Stories or notices in the Catholic Transcript with photos Stories or notices in the local weekly or daily newspaper with photos Signs on the parish lawn Personalized letters sent to every home

Every plan you have for a parish social ministry activity should have a communication plan. What combination of strategies will you use? Does your committee want to have a sub-committee just to do communication for the rest of you? Does your parish have people who would never visit the State Capitol on Catholic Concerns Day, but who would love to use their skills in graphic design or computing to help your committee? 8. Fixed points in the Year It is a good thing to use the first meeting of the year to get organized and the last meeting to evaluate. In between, keep the following in mind:

Early October: Feast of St. Francis and Respect Life Sunday. There are ways to bring together education about environmental justice and care for the unborn. Thanksgiving and Advent: good times to focus on hunger and direct aid to poor people. You can also do justice education about why people are hungry here and around the world. January: The Catholic Campaign for Human Development (CCHD) makes use of this as poverty awareness month. See their great materials. Lent: an ideal time for a justice education series The two weekends before Thanksgiving: Two weeks before, the CCHD collection is promoted and the week before, the CCHD collection is taken up. This is an ideal time to bring in a speaker and to focus on empowerment. Late March or early April: Catholic Concerns Day at the State Capitol. Rent a bus or organize carpools and get a bunch of people to go. Every parish should be a member of the Action for Justice Network and should have at least 5 people on each issue. First Saturday in May: HomeFront Day. It's a great day to give a bunch of folks the chance to make a huge difference in a short amount of time.

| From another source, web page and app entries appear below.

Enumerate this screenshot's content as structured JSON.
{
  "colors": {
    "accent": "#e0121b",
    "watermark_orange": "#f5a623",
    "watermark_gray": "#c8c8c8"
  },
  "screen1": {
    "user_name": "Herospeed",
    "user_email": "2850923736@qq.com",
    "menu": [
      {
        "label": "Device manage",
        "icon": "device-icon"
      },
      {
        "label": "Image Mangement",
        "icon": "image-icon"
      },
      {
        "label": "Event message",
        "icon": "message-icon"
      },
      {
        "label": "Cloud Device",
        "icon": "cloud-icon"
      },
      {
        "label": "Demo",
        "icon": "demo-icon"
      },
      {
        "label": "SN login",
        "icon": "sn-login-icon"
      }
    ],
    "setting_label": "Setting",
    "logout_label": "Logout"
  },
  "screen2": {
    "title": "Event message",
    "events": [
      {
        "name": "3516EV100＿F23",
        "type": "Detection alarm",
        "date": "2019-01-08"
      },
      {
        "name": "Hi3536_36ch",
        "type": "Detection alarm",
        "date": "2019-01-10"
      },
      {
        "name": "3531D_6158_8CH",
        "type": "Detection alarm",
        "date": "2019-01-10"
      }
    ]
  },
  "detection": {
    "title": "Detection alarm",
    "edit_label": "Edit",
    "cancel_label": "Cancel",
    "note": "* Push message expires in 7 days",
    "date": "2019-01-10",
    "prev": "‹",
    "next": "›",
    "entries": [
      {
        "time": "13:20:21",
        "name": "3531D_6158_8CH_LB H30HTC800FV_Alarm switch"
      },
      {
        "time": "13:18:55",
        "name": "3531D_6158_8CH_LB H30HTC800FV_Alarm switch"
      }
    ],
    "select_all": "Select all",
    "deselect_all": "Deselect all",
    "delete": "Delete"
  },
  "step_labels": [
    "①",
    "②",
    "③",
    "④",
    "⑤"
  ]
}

9. Fun, Community and Creativity If you build in at least one of the three into everything your committee does, the parish will love parish social ministry. If your committee took as its job description getting each member of the parish to each use a talent or skill they have for one day or 8 hours a year to serve people in need or to work for justice think of the good you could do and the fun you could have.